(Records contained in a dataset)
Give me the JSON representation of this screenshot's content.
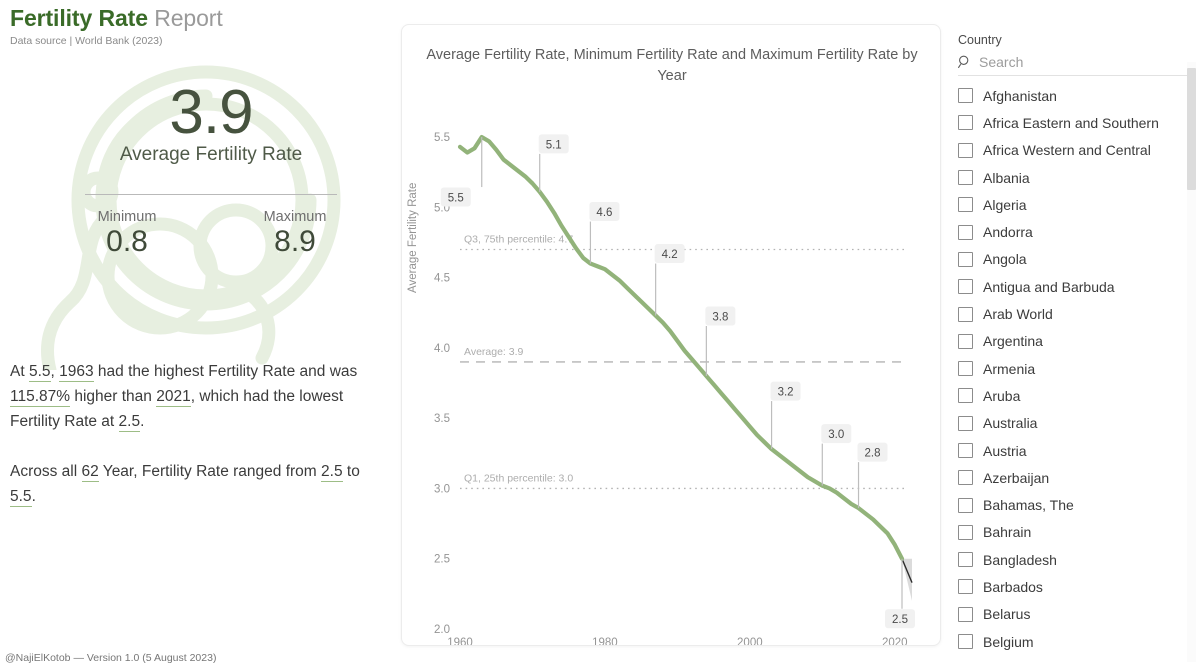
{
  "header": {
    "title_primary": "Fertility Rate",
    "title_secondary": "Report",
    "subtitle": "Data source | World Bank (2023)"
  },
  "kpi": {
    "big_value": "3.9",
    "caption": "Average Fertility Rate",
    "minimum_label": "Minimum",
    "minimum_value": "0.8",
    "maximum_label": "Maximum",
    "maximum_value": "8.9"
  },
  "narrative": {
    "p1_a": "At ",
    "p1_v1": "5.5",
    "p1_b": ", ",
    "p1_v2": "1963",
    "p1_c": " had the highest Fertility Rate and was ",
    "p1_v3": "115.87%",
    "p1_d": " higher than ",
    "p1_v4": "2021",
    "p1_e": ", which had the lowest Fertility Rate at ",
    "p1_v5": "2.5",
    "p1_f": ".",
    "p2_a": "Across all ",
    "p2_v1": "62",
    "p2_b": " Year, Fertility Rate ranged from ",
    "p2_v2": "2.5",
    "p2_c": " to ",
    "p2_v3": "5.5",
    "p2_d": "."
  },
  "footer": {
    "text": "@NajiElKotob — Version 1.0 (5 August 2023)"
  },
  "slicer": {
    "title": "Country",
    "search_placeholder": "Search",
    "search_value": "",
    "search_icon": "search-icon",
    "items": [
      "Afghanistan",
      "Africa Eastern and Southern",
      "Africa Western and Central",
      "Albania",
      "Algeria",
      "Andorra",
      "Angola",
      "Antigua and Barbuda",
      "Arab World",
      "Argentina",
      "Armenia",
      "Aruba",
      "Australia",
      "Austria",
      "Azerbaijan",
      "Bahamas, The",
      "Bahrain",
      "Bangladesh",
      "Barbados",
      "Belarus",
      "Belgium"
    ]
  },
  "colors": {
    "brand_green": "#3a6b28",
    "line_green": "#92b37a",
    "kpi_text": "#46523e",
    "muted": "#9a9a9a",
    "reference_gray": "#b3b3b3",
    "forecast_gray": "#c8c8c8"
  },
  "chart_data": {
    "type": "line",
    "title": "Average Fertility Rate, Minimum Fertility Rate and Maximum Fertility Rate by Year",
    "xlabel": "",
    "ylabel": "Average Fertility Rate",
    "xlim": [
      1960,
      2021
    ],
    "ylim": [
      2.0,
      5.6
    ],
    "y_ticks": [
      "2.0",
      "2.5",
      "3.0",
      "3.5",
      "4.0",
      "4.5",
      "5.0",
      "5.5"
    ],
    "x_ticks": [
      "1960",
      "1980",
      "2000",
      "2020"
    ],
    "grid": false,
    "legend": "none",
    "series": [
      {
        "name": "Average Fertility Rate",
        "color": "#92b37a",
        "x": [
          1960,
          1961,
          1962,
          1963,
          1964,
          1965,
          1966,
          1967,
          1968,
          1969,
          1970,
          1971,
          1972,
          1973,
          1974,
          1975,
          1976,
          1977,
          1978,
          1979,
          1980,
          1981,
          1982,
          1983,
          1984,
          1985,
          1986,
          1987,
          1988,
          1989,
          1990,
          1991,
          1992,
          1993,
          1994,
          1995,
          1996,
          1997,
          1998,
          1999,
          2000,
          2001,
          2002,
          2003,
          2004,
          2005,
          2006,
          2007,
          2008,
          2009,
          2010,
          2011,
          2012,
          2013,
          2014,
          2015,
          2016,
          2017,
          2018,
          2019,
          2020,
          2021
        ],
        "values": [
          5.43,
          5.39,
          5.42,
          5.5,
          5.47,
          5.41,
          5.34,
          5.3,
          5.26,
          5.22,
          5.17,
          5.11,
          5.04,
          4.96,
          4.87,
          4.79,
          4.71,
          4.64,
          4.6,
          4.58,
          4.56,
          4.52,
          4.48,
          4.43,
          4.38,
          4.33,
          4.28,
          4.23,
          4.18,
          4.12,
          4.05,
          3.98,
          3.92,
          3.86,
          3.8,
          3.74,
          3.68,
          3.62,
          3.56,
          3.5,
          3.44,
          3.38,
          3.33,
          3.28,
          3.24,
          3.2,
          3.16,
          3.12,
          3.08,
          3.05,
          3.02,
          3.0,
          2.97,
          2.93,
          2.89,
          2.86,
          2.82,
          2.78,
          2.73,
          2.68,
          2.6,
          2.5
        ]
      }
    ],
    "data_labels": [
      {
        "value": "5.5",
        "year": 1963
      },
      {
        "value": "5.1",
        "year": 1971
      },
      {
        "value": "4.6",
        "year": 1978
      },
      {
        "value": "4.2",
        "year": 1987
      },
      {
        "value": "3.8",
        "year": 1994
      },
      {
        "value": "3.2",
        "year": 2003
      },
      {
        "value": "3.0",
        "year": 2010
      },
      {
        "value": "2.8",
        "year": 2015
      },
      {
        "value": "2.5",
        "year": 2021
      }
    ],
    "reference_lines": [
      {
        "label": "Q3, 75th percentile: 4.7",
        "value": 4.7,
        "style": "dotted"
      },
      {
        "label": "Average: 3.9",
        "value": 3.9,
        "style": "dashed"
      },
      {
        "label": "Q1, 25th percentile: 3.0",
        "value": 3.0,
        "style": "dotted"
      }
    ],
    "forecast": {
      "label": "forecast-cone",
      "start_year": 2021,
      "start_value": 2.5,
      "end_value": 2.33,
      "band_low": 2.2,
      "band_high": 2.5
    }
  }
}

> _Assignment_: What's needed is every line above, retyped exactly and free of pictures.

> _Your response_:
Give me the JSON representation of this screenshot's content.
{
  "header": {
    "title_primary": "Fertility Rate",
    "title_secondary": "Report",
    "subtitle": "Data source | World Bank (2023)"
  },
  "kpi": {
    "big_value": "3.9",
    "caption": "Average Fertility Rate",
    "minimum_label": "Minimum",
    "minimum_value": "0.8",
    "maximum_label": "Maximum",
    "maximum_value": "8.9"
  },
  "narrative": {
    "p1_a": "At ",
    "p1_v1": "5.5",
    "p1_b": ", ",
    "p1_v2": "1963",
    "p1_c": " had the highest Fertility Rate and was ",
    "p1_v3": "115.87%",
    "p1_d": " higher than ",
    "p1_v4": "2021",
    "p1_e": ", which had the lowest Fertility Rate at ",
    "p1_v5": "2.5",
    "p1_f": ".",
    "p2_a": "Across all ",
    "p2_v1": "62",
    "p2_b": " Year, Fertility Rate ranged from ",
    "p2_v2": "2.5",
    "p2_c": " to ",
    "p2_v3": "5.5",
    "p2_d": "."
  },
  "footer": {
    "text": "@NajiElKotob — Version 1.0 (5 August 2023)"
  },
  "slicer": {
    "title": "Country",
    "search_placeholder": "Search",
    "search_value": "",
    "search_icon": "search-icon",
    "items": [
      "Afghanistan",
      "Africa Eastern and Southern",
      "Africa Western and Central",
      "Albania",
      "Algeria",
      "Andorra",
      "Angola",
      "Antigua and Barbuda",
      "Arab World",
      "Argentina",
      "Armenia",
      "Aruba",
      "Australia",
      "Austria",
      "Azerbaijan",
      "Bahamas, The",
      "Bahrain",
      "Bangladesh",
      "Barbados",
      "Belarus",
      "Belgium"
    ]
  },
  "colors": {
    "brand_green": "#3a6b28",
    "line_green": "#92b37a",
    "kpi_text": "#46523e",
    "muted": "#9a9a9a",
    "reference_gray": "#b3b3b3",
    "forecast_gray": "#c8c8c8"
  },
  "chart_data": {
    "type": "line",
    "title": "Average Fertility Rate, Minimum Fertility Rate and Maximum Fertility Rate by Year",
    "xlabel": "",
    "ylabel": "Average Fertility Rate",
    "xlim": [
      1960,
      2021
    ],
    "ylim": [
      2.0,
      5.6
    ],
    "y_ticks": [
      "2.0",
      "2.5",
      "3.0",
      "3.5",
      "4.0",
      "4.5",
      "5.0",
      "5.5"
    ],
    "x_ticks": [
      "1960",
      "1980",
      "2000",
      "2020"
    ],
    "grid": false,
    "legend": "none",
    "series": [
      {
        "name": "Average Fertility Rate",
        "color": "#92b37a",
        "x": [
          1960,
          1961,
          1962,
          1963,
          1964,
          1965,
          1966,
          1967,
          1968,
          1969,
          1970,
          1971,
          1972,
          1973,
          1974,
          1975,
          1976,
          1977,
          1978,
          1979,
          1980,
          1981,
          1982,
          1983,
          1984,
          1985,
          1986,
          1987,
          1988,
          1989,
          1990,
          1991,
          1992,
          1993,
          1994,
          1995,
          1996,
          1997,
          1998,
          1999,
          2000,
          2001,
          2002,
          2003,
          2004,
          2005,
          2006,
          2007,
          2008,
          2009,
          2010,
          2011,
          2012,
          2013,
          2014,
          2015,
          2016,
          2017,
          2018,
          2019,
          2020,
          2021
        ],
        "values": [
          5.43,
          5.39,
          5.42,
          5.5,
          5.47,
          5.41,
          5.34,
          5.3,
          5.26,
          5.22,
          5.17,
          5.11,
          5.04,
          4.96,
          4.87,
          4.79,
          4.71,
          4.64,
          4.6,
          4.58,
          4.56,
          4.52,
          4.48,
          4.43,
          4.38,
          4.33,
          4.28,
          4.23,
          4.18,
          4.12,
          4.05,
          3.98,
          3.92,
          3.86,
          3.8,
          3.74,
          3.68,
          3.62,
          3.56,
          3.5,
          3.44,
          3.38,
          3.33,
          3.28,
          3.24,
          3.2,
          3.16,
          3.12,
          3.08,
          3.05,
          3.02,
          3.0,
          2.97,
          2.93,
          2.89,
          2.86,
          2.82,
          2.78,
          2.73,
          2.68,
          2.6,
          2.5
        ]
      }
    ],
    "data_labels": [
      {
        "value": "5.5",
        "year": 1963
      },
      {
        "value": "5.1",
        "year": 1971
      },
      {
        "value": "4.6",
        "year": 1978
      },
      {
        "value": "4.2",
        "year": 1987
      },
      {
        "value": "3.8",
        "year": 1994
      },
      {
        "value": "3.2",
        "year": 2003
      },
      {
        "value": "3.0",
        "year": 2010
      },
      {
        "value": "2.8",
        "year": 2015
      },
      {
        "value": "2.5",
        "year": 2021
      }
    ],
    "reference_lines": [
      {
        "label": "Q3, 75th percentile: 4.7",
        "value": 4.7,
        "style": "dotted"
      },
      {
        "label": "Average: 3.9",
        "value": 3.9,
        "style": "dashed"
      },
      {
        "label": "Q1, 25th percentile: 3.0",
        "value": 3.0,
        "style": "dotted"
      }
    ],
    "forecast": {
      "label": "forecast-cone",
      "start_year": 2021,
      "start_value": 2.5,
      "end_value": 2.33,
      "band_low": 2.2,
      "band_high": 2.5
    }
  }
}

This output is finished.